Earlier this month, EPA announced it cancelled its approval of the weed killer dicamba. However, it’s still allowing producers to use the product.
“The cancellation order they issued for XtendiMax and Engenia FeXapan gives tow basic directions,” said Chuck Lippstreu, president of the Michigan Agribusiness Association (MABA). “The first is based on the court ruling—the distribution sale of those products is prohibited. But growers and applicators that had existing stocks on hand the day of the court ruling, June 3, can use those consistent with the previously approved labels until July 31.”
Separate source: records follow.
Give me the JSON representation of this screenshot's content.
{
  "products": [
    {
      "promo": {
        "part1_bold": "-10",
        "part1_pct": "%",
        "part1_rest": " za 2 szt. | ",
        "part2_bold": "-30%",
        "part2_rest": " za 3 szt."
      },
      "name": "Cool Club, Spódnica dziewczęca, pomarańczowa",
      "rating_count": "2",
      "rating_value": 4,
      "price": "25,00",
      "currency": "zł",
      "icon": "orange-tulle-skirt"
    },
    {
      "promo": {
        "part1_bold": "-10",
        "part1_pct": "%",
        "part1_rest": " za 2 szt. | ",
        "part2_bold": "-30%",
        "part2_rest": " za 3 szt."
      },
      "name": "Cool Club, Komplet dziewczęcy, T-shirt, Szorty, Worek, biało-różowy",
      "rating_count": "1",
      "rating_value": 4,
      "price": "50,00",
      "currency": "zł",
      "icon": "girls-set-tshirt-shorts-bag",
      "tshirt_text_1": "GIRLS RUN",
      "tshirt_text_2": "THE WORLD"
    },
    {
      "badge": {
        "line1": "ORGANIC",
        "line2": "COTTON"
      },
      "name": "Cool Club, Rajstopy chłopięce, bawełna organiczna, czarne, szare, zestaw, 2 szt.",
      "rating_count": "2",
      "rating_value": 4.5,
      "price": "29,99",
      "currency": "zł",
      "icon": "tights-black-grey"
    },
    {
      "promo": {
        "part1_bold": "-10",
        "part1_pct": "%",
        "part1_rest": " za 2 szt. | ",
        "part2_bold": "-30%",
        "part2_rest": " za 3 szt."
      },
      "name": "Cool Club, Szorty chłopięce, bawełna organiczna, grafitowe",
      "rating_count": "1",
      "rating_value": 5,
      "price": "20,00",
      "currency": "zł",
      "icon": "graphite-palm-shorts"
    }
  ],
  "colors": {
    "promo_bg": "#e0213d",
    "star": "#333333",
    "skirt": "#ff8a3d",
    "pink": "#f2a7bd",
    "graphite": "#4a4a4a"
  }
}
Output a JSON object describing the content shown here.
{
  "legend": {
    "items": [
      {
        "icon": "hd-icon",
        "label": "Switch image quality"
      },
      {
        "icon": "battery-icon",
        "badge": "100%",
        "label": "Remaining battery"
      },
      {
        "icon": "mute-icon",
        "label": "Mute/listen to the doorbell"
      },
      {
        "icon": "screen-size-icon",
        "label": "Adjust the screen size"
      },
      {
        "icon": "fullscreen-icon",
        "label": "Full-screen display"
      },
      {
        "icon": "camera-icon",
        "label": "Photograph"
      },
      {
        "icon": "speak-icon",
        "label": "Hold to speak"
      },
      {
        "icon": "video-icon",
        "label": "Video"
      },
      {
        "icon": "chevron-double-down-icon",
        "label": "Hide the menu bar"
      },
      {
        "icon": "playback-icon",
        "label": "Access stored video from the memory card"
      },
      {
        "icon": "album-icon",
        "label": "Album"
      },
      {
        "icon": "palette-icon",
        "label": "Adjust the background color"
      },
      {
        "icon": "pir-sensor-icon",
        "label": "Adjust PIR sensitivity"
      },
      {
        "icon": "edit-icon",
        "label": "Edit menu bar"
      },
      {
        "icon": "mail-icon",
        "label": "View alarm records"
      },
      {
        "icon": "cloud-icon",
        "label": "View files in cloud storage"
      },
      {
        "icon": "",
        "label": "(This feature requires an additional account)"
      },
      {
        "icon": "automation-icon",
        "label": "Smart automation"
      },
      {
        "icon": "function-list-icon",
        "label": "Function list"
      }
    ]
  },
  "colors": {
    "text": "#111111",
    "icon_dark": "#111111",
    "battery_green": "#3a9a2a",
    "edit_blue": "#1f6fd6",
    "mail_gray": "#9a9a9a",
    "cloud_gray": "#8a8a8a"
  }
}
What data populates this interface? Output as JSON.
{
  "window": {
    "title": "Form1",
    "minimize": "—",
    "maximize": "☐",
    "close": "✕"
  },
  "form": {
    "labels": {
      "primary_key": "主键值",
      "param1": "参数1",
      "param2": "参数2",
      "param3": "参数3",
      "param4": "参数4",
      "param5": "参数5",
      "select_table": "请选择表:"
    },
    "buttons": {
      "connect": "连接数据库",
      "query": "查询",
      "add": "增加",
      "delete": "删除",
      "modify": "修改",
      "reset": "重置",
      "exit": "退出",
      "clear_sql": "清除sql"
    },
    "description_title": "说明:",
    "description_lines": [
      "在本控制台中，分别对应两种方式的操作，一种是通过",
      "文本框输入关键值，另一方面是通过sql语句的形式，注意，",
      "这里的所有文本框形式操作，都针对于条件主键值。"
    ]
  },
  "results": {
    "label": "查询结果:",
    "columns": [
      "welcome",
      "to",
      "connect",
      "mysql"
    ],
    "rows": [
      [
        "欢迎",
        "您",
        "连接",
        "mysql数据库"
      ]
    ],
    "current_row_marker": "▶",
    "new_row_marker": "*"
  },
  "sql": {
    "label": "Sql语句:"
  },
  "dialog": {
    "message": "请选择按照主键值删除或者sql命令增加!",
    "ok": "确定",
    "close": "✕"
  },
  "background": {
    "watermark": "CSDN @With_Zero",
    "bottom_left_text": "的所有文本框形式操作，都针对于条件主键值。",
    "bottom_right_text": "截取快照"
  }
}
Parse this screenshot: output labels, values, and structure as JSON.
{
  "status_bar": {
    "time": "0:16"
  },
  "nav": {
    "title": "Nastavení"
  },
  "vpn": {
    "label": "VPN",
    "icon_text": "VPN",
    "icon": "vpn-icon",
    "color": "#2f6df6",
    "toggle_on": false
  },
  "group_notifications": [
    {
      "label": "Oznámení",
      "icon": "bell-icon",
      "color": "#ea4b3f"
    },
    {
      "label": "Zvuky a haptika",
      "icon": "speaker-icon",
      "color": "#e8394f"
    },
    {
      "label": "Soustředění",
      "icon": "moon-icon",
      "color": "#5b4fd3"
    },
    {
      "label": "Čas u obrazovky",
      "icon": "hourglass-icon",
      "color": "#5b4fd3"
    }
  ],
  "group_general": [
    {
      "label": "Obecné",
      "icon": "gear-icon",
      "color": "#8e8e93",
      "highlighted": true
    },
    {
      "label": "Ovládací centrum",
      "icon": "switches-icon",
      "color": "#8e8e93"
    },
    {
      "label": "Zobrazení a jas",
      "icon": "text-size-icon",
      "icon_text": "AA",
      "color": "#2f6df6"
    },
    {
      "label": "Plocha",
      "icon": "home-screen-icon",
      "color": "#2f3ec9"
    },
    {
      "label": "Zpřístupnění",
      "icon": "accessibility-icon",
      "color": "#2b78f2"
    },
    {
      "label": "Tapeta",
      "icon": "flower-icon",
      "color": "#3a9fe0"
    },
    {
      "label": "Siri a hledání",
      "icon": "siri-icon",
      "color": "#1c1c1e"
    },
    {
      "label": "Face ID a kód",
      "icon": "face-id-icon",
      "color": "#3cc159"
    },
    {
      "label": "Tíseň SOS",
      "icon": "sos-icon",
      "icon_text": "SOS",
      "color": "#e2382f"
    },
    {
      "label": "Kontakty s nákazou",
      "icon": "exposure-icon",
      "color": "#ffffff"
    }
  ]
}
Lippstreu said there is flexibility to avoid sending the industry into chaos during the middle of the growing season. Needless to say, dicamba has been a real lightning rod. It’s a product many consider to be essential for weed control.
“There’s been a variety of issues surrounding dicamba over the years—it’s a hot topic,” said Lippstreu. “It’s a chemistry that’s resulted in quite a bit of policy and legal discussion the past several months and years.”
He added that chemistry is “critical” to the daily lives of agriculture.
“Whether you’re a farmer, an applicator, or anybody in agriculture, being able to innovate and use tools to help grow crops is central to everything we do,” said Lippstreu. “We were disappointed to see the Ninth Circuit ruling at pretty much the worst time in the growing season that creates a huge amount of uncertainty—even with the clarification from the EPA.”
It all boils down to responsible use of a chemical product, and Michigan has been one of the leaders when it comes to educating responsible applications.
“Michigan has one of the most robust training and certification programs for applicators—both private and certified—in the nation,” said Lippstreu. “It’s something we’ve had for some time. The industry has been a partner with MDARD, and we have a strong relationship in making sure applicators have the latest knowledge.”
Secretary Sonny Perdue issued the following statement on the ruling:
“USDA supports the actions taken by the EPA to respond responsibly to the decision of the Ninth Circuit regarding dicamba. At a time when the security of the food supply chain is paramount, the Center for Biological Diversity and its allies seek to cripple American farmers and further limit their ability to feed, fuel, and clothe this nation and the world. The Ninth Circuit should not allow plaintiffs’ hostility against the American farmer to cloud the fact that the EPA’s actions follow both legal precedent and common sense.”